**TASK DESCRIPTION**:
Take every line containing "object" from the material and copy it.

─── DATA FOR ANALYSIS

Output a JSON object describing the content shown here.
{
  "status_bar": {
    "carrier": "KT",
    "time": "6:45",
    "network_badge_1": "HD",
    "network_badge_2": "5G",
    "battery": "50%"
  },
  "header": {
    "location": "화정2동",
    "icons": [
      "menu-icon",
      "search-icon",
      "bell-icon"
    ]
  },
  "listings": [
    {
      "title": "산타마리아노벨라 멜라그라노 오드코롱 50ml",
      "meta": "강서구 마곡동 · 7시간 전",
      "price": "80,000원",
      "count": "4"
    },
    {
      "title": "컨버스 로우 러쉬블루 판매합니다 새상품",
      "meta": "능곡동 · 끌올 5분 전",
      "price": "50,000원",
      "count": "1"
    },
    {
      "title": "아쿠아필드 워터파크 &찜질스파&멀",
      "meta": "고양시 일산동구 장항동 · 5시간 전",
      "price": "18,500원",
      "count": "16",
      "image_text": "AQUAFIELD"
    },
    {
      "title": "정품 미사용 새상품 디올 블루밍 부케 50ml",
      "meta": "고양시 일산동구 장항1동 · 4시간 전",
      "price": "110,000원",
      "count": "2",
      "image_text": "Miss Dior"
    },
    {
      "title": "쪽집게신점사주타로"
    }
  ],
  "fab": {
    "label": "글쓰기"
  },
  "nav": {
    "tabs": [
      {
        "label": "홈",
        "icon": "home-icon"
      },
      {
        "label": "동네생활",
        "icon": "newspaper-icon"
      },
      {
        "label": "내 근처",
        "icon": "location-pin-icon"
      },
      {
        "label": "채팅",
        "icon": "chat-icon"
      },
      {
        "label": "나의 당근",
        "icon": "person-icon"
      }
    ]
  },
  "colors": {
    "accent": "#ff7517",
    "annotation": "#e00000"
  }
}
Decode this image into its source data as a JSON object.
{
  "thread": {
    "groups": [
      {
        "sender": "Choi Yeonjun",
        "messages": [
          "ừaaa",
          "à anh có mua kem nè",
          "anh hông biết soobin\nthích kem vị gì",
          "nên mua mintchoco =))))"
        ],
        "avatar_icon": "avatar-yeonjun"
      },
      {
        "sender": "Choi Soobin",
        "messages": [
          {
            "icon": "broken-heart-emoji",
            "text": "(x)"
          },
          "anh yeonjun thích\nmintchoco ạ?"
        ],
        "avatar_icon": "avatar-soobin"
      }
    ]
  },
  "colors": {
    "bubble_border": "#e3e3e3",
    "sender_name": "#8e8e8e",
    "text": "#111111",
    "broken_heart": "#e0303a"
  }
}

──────

**YOUR RESPONSE**:
Output a JSON object describing the content shown here.
Decode this image into its source data as a JSON object.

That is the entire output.